== What the task asks ==
Exact copies of all the entries are needed.

[Extracted information]

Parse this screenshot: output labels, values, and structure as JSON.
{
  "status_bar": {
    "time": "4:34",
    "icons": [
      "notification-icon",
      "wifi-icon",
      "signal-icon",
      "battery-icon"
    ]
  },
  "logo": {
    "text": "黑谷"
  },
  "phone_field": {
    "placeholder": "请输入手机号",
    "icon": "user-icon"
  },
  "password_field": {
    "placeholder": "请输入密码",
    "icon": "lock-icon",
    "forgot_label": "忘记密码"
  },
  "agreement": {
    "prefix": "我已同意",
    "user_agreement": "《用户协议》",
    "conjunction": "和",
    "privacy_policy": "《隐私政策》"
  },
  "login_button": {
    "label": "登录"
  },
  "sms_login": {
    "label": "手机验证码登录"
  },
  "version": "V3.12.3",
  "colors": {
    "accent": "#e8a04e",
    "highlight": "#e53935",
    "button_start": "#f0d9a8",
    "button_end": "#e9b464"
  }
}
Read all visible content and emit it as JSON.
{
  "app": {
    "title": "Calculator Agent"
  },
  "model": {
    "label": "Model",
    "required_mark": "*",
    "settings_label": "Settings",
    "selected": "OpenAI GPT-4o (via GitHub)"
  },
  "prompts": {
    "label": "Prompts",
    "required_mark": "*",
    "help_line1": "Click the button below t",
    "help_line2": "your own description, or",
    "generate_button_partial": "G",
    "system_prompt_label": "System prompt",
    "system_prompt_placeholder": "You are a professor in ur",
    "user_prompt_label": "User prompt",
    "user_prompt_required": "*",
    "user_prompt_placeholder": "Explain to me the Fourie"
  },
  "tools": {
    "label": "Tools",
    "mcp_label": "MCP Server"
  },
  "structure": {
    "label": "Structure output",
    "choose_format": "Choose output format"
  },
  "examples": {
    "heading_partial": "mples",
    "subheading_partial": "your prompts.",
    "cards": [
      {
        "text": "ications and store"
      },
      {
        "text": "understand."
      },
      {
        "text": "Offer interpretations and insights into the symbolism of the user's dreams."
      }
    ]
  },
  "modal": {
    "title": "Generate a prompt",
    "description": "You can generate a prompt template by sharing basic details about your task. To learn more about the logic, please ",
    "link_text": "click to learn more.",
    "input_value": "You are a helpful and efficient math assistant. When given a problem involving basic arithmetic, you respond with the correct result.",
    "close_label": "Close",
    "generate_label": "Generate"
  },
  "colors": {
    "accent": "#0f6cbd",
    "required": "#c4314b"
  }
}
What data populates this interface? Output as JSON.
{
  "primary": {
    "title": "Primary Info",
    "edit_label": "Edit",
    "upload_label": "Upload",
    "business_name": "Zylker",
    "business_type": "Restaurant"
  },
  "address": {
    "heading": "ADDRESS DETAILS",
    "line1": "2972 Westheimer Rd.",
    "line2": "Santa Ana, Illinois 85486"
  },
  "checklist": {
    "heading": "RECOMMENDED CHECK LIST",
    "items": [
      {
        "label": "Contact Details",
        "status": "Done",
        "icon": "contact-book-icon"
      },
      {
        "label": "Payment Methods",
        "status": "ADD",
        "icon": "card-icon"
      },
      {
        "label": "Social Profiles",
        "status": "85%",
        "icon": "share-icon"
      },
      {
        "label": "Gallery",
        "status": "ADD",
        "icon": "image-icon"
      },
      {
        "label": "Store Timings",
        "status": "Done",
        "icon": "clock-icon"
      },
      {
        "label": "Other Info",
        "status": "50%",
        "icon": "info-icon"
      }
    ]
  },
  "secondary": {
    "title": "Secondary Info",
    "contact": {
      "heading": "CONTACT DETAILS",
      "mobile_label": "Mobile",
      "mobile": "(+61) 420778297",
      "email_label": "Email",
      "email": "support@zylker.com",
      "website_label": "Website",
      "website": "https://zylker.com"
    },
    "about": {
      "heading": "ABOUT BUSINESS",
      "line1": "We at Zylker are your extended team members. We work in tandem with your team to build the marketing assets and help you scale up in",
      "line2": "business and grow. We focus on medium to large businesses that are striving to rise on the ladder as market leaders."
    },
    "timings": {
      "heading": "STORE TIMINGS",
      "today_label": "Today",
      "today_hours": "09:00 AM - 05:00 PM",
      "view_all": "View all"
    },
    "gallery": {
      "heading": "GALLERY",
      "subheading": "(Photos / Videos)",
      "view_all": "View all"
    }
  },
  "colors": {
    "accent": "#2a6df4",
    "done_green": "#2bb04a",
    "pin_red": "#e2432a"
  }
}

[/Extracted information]

== Expected answer ==
Parse this screenshot: output labels, values, and structure as JSON.
{
  "status_bar": {
    "time": "4:34",
    "icons": [
      "notification-icon",
      "wifi-icon",
      "signal-icon",
      "battery-icon"
    ]
  },
  "logo": {
    "text": "黑谷"
  },
  "phone_field": {
    "placeholder": "请输入手机号",
    "icon": "user-icon"
  },
  "password_field": {
    "placeholder": "请输入密码",
    "icon": "lock-icon",
    "forgot_label": "忘记密码"
  },
  "agreement": {
    "prefix": "我已同意",
    "user_agreement": "《用户协议》",
    "conjunction": "和",
    "privacy_policy": "《隐私政策》"
  },
  "login_button": {
    "label": "登录"
  },
  "sms_login": {
    "label": "手机验证码登录"
  },
  "version": "V3.12.3",
  "colors": {
    "accent": "#e8a04e",
    "highlight": "#e53935",
    "button_start": "#f0d9a8",
    "button_end": "#e9b464"
  }
}
Read all visible content and emit it as JSON.
{
  "app": {
    "title": "Calculator Agent"
  },
  "model": {
    "label": "Model",
    "required_mark": "*",
    "settings_label": "Settings",
    "selected": "OpenAI GPT-4o (via GitHub)"
  },
  "prompts": {
    "label": "Prompts",
    "required_mark": "*",
    "help_line1": "Click the button below t",
    "help_line2": "your own description, or",
    "generate_button_partial": "G",
    "system_prompt_label": "System prompt",
    "system_prompt_placeholder": "You are a professor in ur",
    "user_prompt_label": "User prompt",
    "user_prompt_required": "*",
    "user_prompt_placeholder": "Explain to me the Fourie"
  },
  "tools": {
    "label": "Tools",
    "mcp_label": "MCP Server"
  },
  "structure": {
    "label": "Structure output",
    "choose_format": "Choose output format"
  },
  "examples": {
    "heading_partial": "mples",
    "subheading_partial": "your prompts.",
    "cards": [
      {
        "text": "ications and store"
      },
      {
        "text": "understand."
      },
      {
        "text": "Offer interpretations and insights into the symbolism of the user's dreams."
      }
    ]
  },
  "modal": {
    "title": "Generate a prompt",
    "description": "You can generate a prompt template by sharing basic details about your task. To learn more about the logic, please ",
    "link_text": "click to learn more.",
    "input_value": "You are a helpful and efficient math assistant. When given a problem involving basic arithmetic, you respond with the correct result.",
    "close_label": "Close",
    "generate_label": "Generate"
  },
  "colors": {
    "accent": "#0f6cbd",
    "required": "#c4314b"
  }
}
What data populates this interface? Output as JSON.
{
  "primary": {
    "title": "Primary Info",
    "edit_label": "Edit",
    "upload_label": "Upload",
    "business_name": "Zylker",
    "business_type": "Restaurant"
  },
  "address": {
    "heading": "ADDRESS DETAILS",
    "line1": "2972 Westheimer Rd.",
    "line2": "Santa Ana, Illinois 85486"
  },
  "checklist": {
    "heading": "RECOMMENDED CHECK LIST",
    "items": [
      {
        "label": "Contact Details",
        "status": "Done",
        "icon": "contact-book-icon"
      },
      {
        "label": "Payment Methods",
        "status": "ADD",
        "icon": "card-icon"
      },
      {
        "label": "Social Profiles",
        "status": "85%",
        "icon": "share-icon"
      },
      {
        "label": "Gallery",
        "status": "ADD",
        "icon": "image-icon"
      },
      {
        "label": "Store Timings",
        "status": "Done",
        "icon": "clock-icon"
      },
      {
        "label": "Other Info",
        "status": "50%",
        "icon": "info-icon"
      }
    ]
  },
  "secondary": {
    "title": "Secondary Info",
    "contact": {
      "heading": "CONTACT DETAILS",
      "mobile_label": "Mobile",
      "mobile": "(+61) 420778297",
      "email_label": "Email",
      "email": "support@zylker.com",
      "website_label": "Website",
      "website": "https://zylker.com"
    },
    "about": {
      "heading": "ABOUT BUSINESS",
      "line1": "We at Zylker are your extended team members. We work in tandem with your team to build the marketing assets and help you scale up in",
      "line2": "business and grow. We focus on medium to large businesses that are striving to rise on the ladder as market leaders."
    },
    "timings": {
      "heading": "STORE TIMINGS",
      "today_label": "Today",
      "today_hours": "09:00 AM - 05:00 PM",
      "view_all": "View all"
    },
    "gallery": {
      "heading": "GALLERY",
      "subheading": "(Photos / Videos)",
      "view_all": "View all"
    }
  },
  "colors": {
    "accent": "#2a6df4",
    "done_green": "#2bb04a",
    "pin_red": "#e2432a"
  }
}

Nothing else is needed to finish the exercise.